Ron Bancroft called for the elimination of teacher tenure in his March 22 column. In the words of Ronald Reagan, Mr. Bancroft — there you go again.

The dirty little secret about tenure is that teachers in Maine do not have it as they do in other states. Teachers here have continuing contracts, and can be let go for cause at any time.

If an administrator identifies an issue with a teacher, works out a plan for the teacher to improve, and the teacher fails to meet the requirements of the plan, that teacher can be fired. When implemented fairly, this results in not only improvement of teaching for the poor teacher, but also for other teachers who get the message.

Gee, that sounds exactly like what Mr. Bancroft is proposing.
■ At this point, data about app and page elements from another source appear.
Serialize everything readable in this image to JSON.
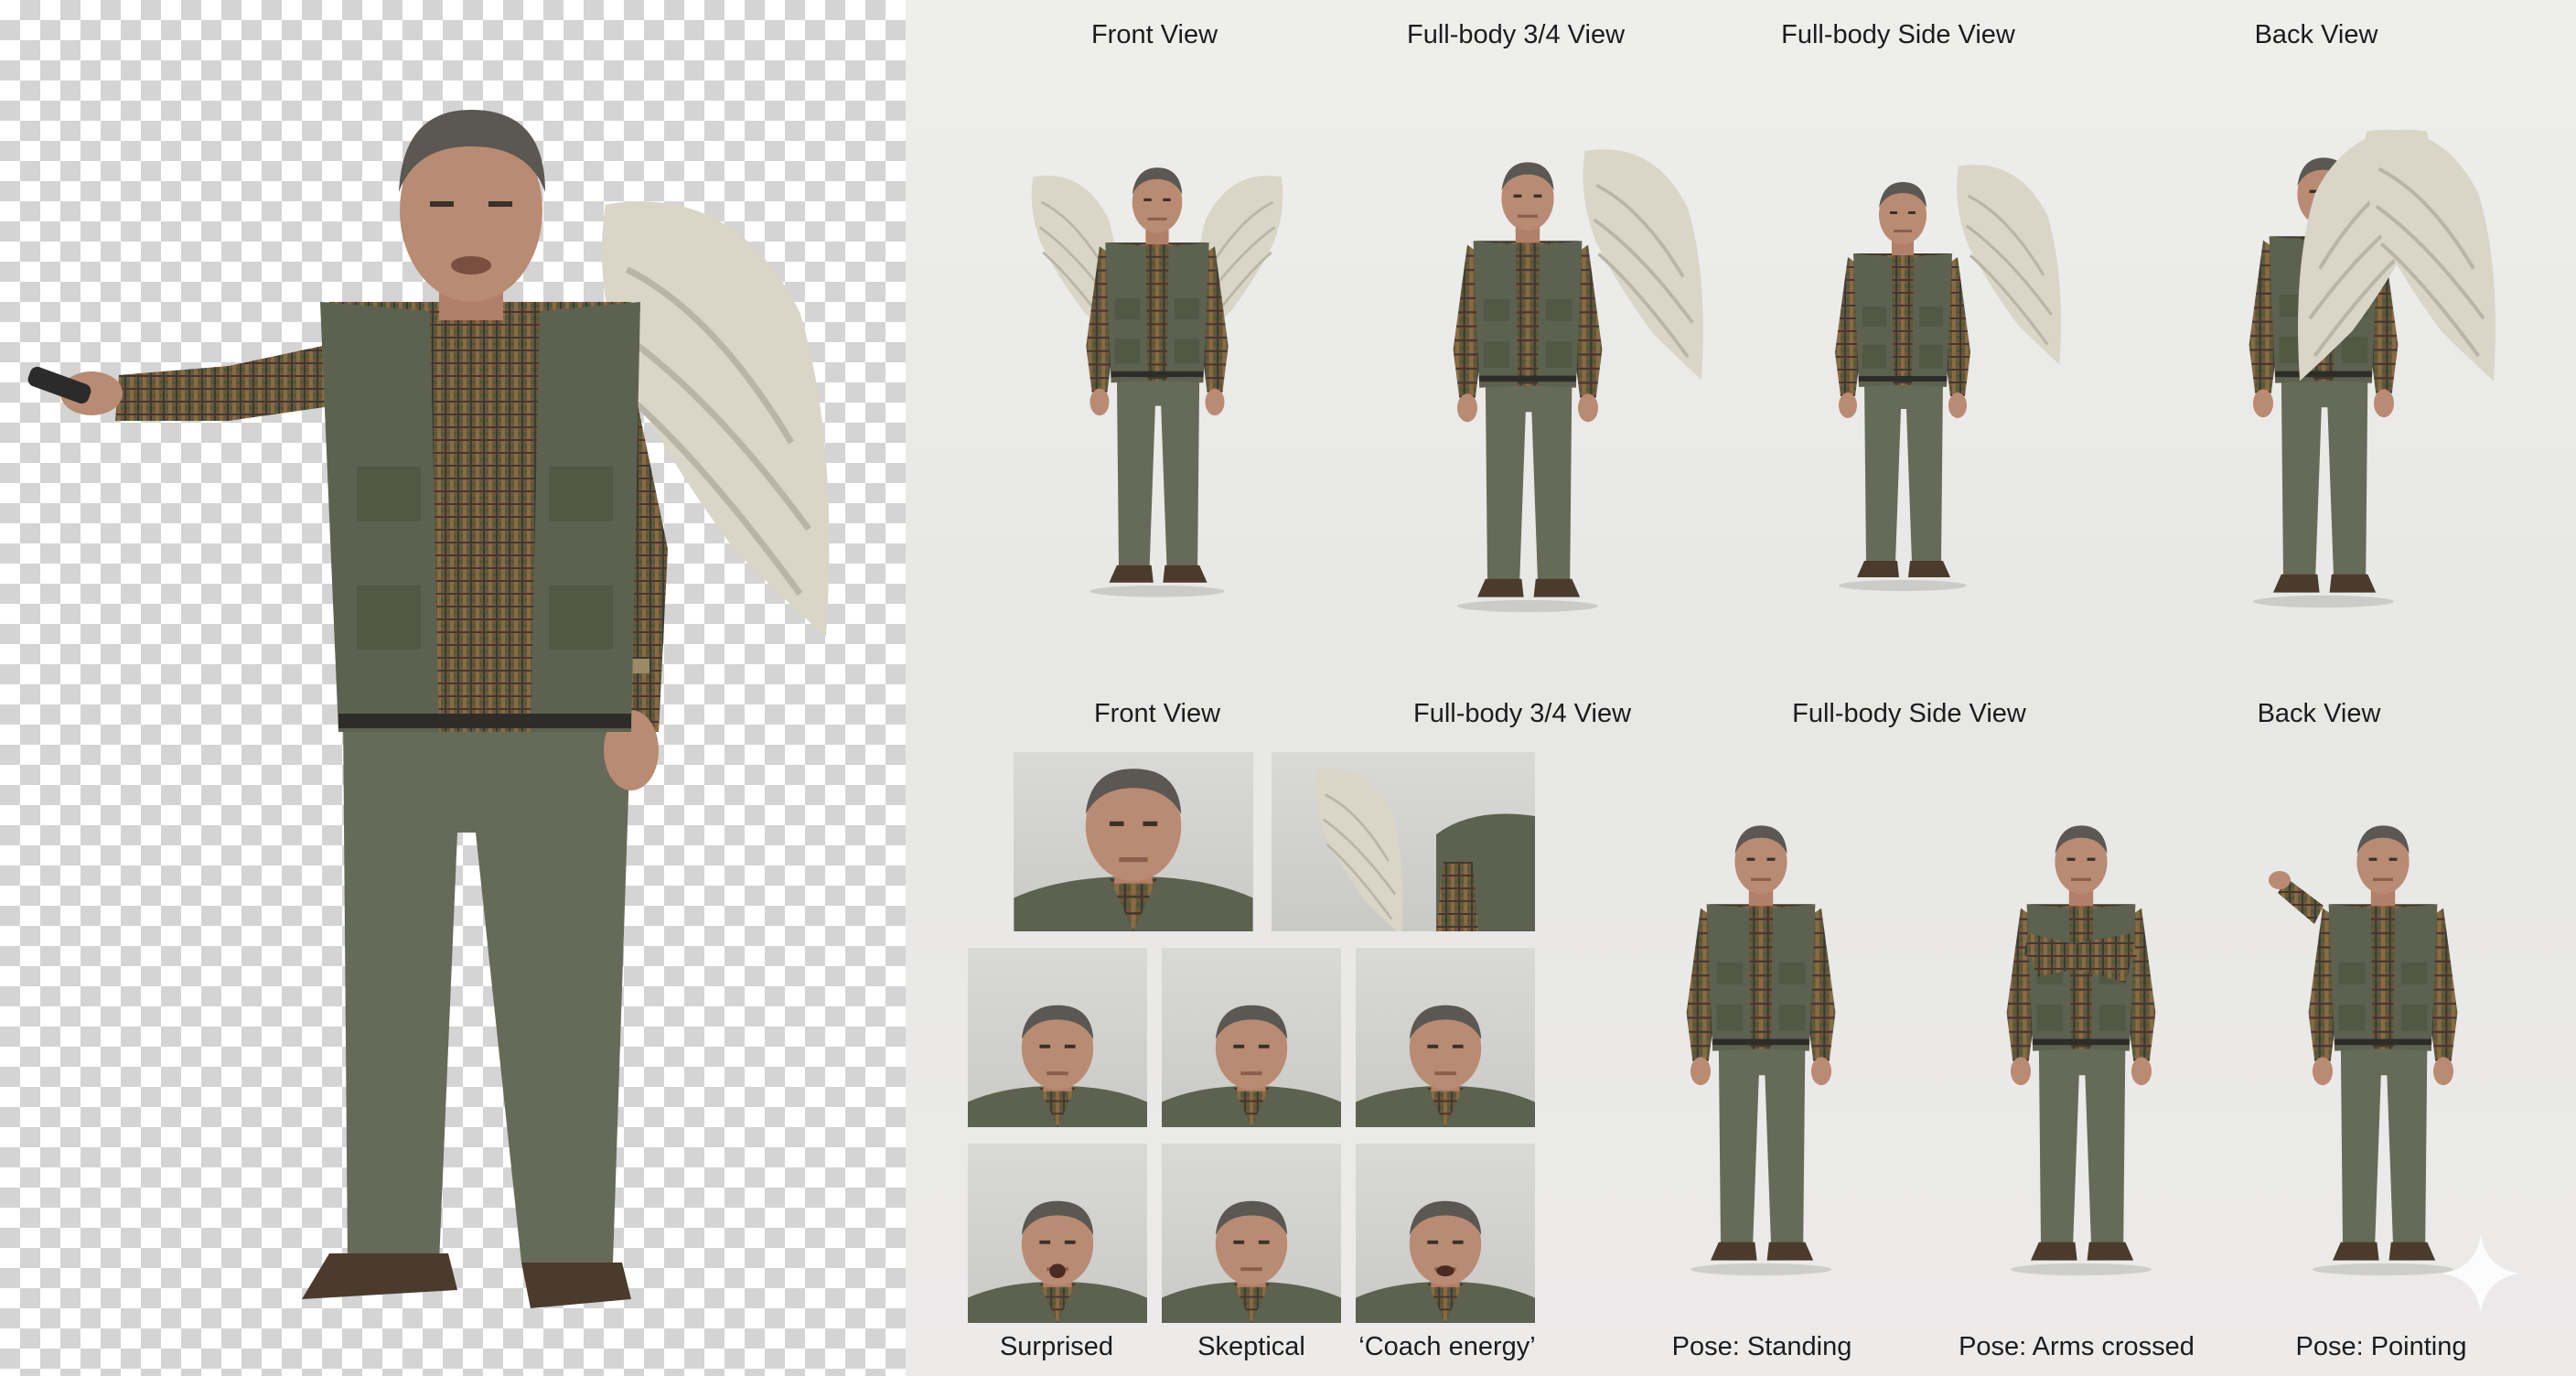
{
  "sheet": {
    "view_labels_top": [
      "Front View",
      "Full-body 3/4 View",
      "Full-body Side View",
      "Back View"
    ],
    "view_labels_mid": [
      "Front View",
      "Full-body 3/4 View",
      "Full-body Side View",
      "Back View"
    ],
    "expression_labels": [
      "Surprised",
      "Skeptical",
      "‘Coach energy’"
    ],
    "pose_labels": [
      "Pose: Standing",
      "Pose: Arms crossed",
      "Pose: Pointing"
    ]
  },
  "colors": {
    "vest": "#5d6250",
    "pants": "#666a58",
    "shirt_plaid": "#7a5a3c",
    "skin": "#b98b72",
    "hair": "#5b5752",
    "wing": "#d9d6c8",
    "boots": "#4a3b2c",
    "background_sheet": "#e8e8e6"
  },
  "icons": {
    "corner_mark": "sparkle-icon"
  }
}
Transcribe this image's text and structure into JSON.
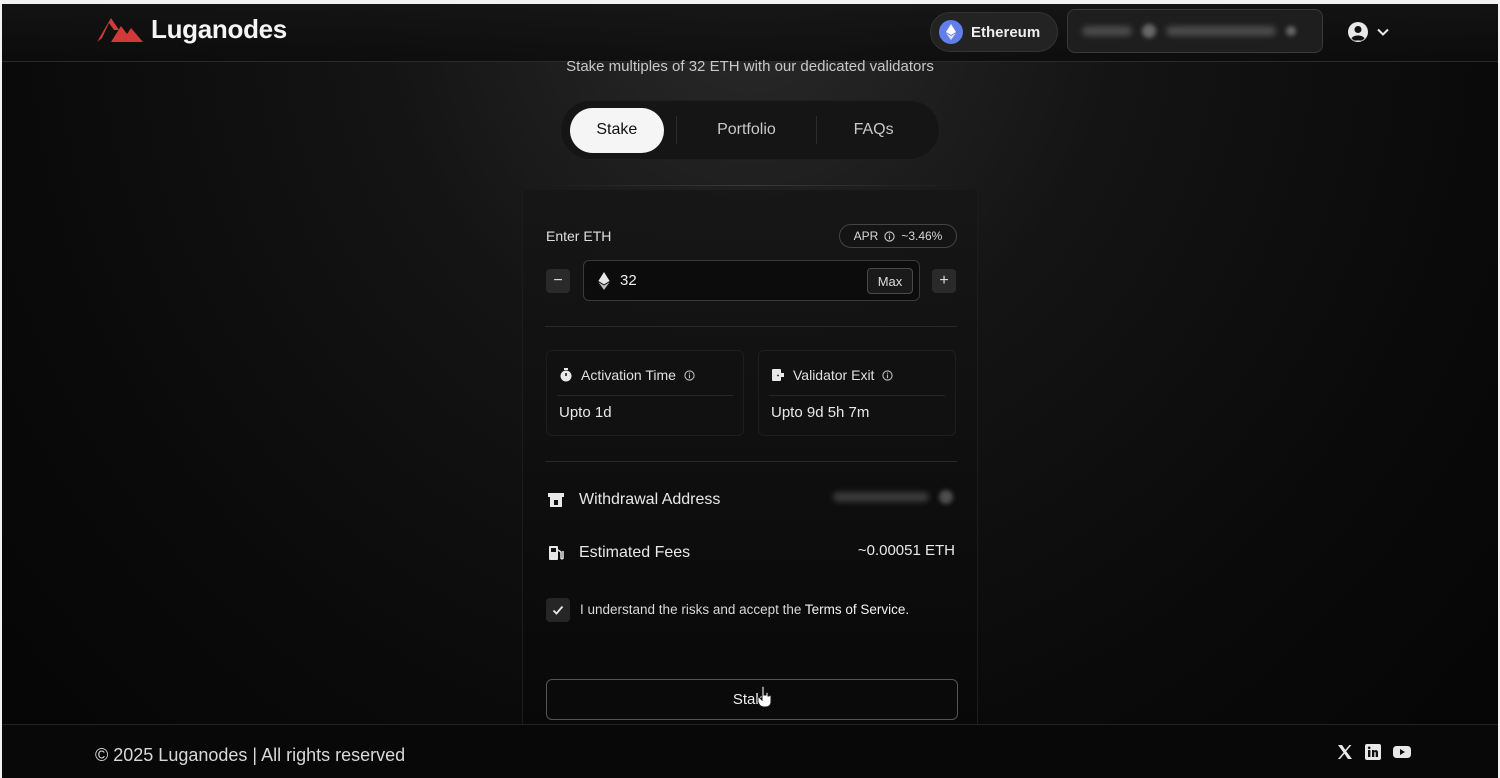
{
  "brand": {
    "name": "Luganodes",
    "accent": "#d03a3a"
  },
  "header": {
    "network": "Ethereum",
    "network_icon": "ethereum-icon",
    "account_icon": "user-circle-icon"
  },
  "hero": {
    "subtitle": "Stake multiples of 32 ETH with our dedicated validators"
  },
  "tabs": [
    {
      "label": "Stake",
      "active": true
    },
    {
      "label": "Portfolio",
      "active": false
    },
    {
      "label": "FAQs",
      "active": false
    }
  ],
  "stake_form": {
    "enter_label": "Enter ETH",
    "apr_label": "APR",
    "apr_value": "~3.46%",
    "amount": "32",
    "max_label": "Max",
    "minus_label": "−",
    "plus_label": "+",
    "activation": {
      "label": "Activation Time",
      "value": "Upto 1d"
    },
    "exit": {
      "label": "Validator Exit",
      "value": "Upto 9d 5h 7m"
    },
    "withdrawal_label": "Withdrawal Address",
    "fees_label": "Estimated Fees",
    "fees_value": "~0.00051 ETH",
    "terms_prefix": "I understand the risks and accept the",
    "terms_link": "Terms of Service.",
    "terms_checked": true,
    "submit_label": "Stake"
  },
  "footer": {
    "copyright": "© 2025 Luganodes | All rights reserved",
    "social": [
      "x-icon",
      "linkedin-icon",
      "youtube-icon"
    ]
  }
}
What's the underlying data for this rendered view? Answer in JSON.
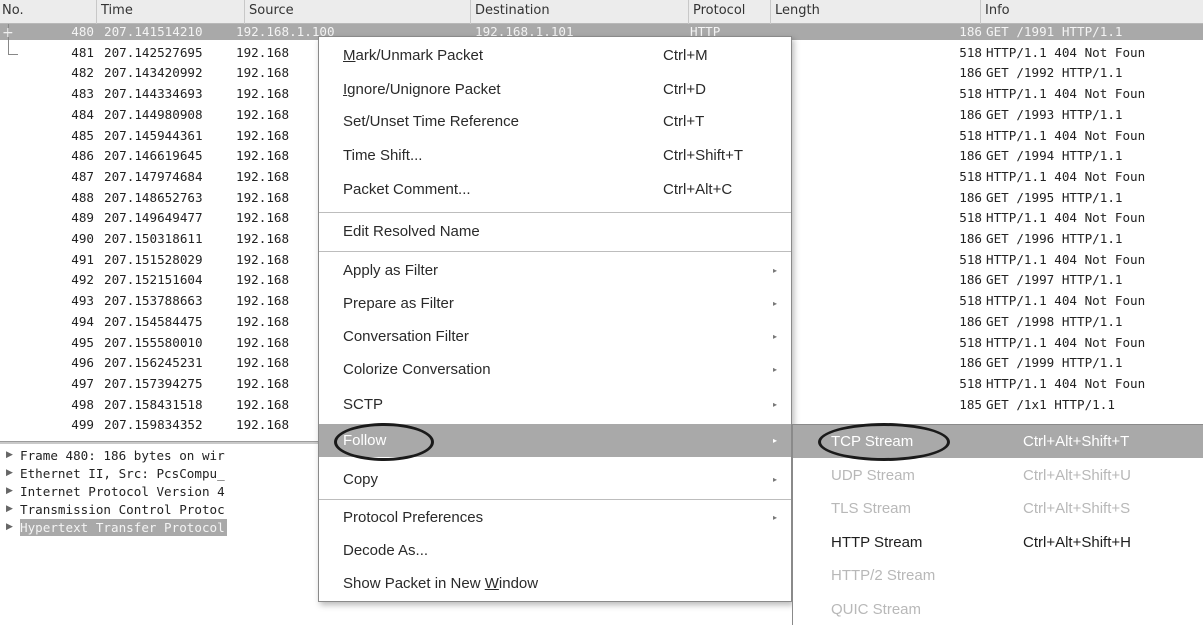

Why then would he propose eliminating tenure when his planned improvement is already in place? Either Mr. Bancroft is not very smart (which I don’t think is true) or there is another agenda in mind. His agenda is the old tried-and-true Republican mantra: blame the union workers, not the managers, for poor performance. There you go again.

In most businesses, poor performance is considered a failure of managers, whose bonuses are tied to performance. Why doesn’t Mr. Bancroft call for the firing of principals and superintendents? Aren’t they responsible for the policies and enforcement that should result in higher performance from our students?

Having been a principal and having worked with highly effective administrators who did manage to improve teachers and get poor teachers to leave, I can attest that the present system can work. The difficulty for the state as a whole is that those same teachers will get jobs in other schools.

Why? Because good teachers are hard to come by. In light of the present financial crisis, the future will bring even fewer high quality teachers to choose from, since the state seems intent on demonizing teachers.

Backing out on promises made about teacher retirement does not help recruit and retain high-quality teachers, either. Firing highly experienced teachers in favor of possibly poorer performing rookies seems a prescription for disaster in education. More effective leadership from administrators would be a better start to improving education.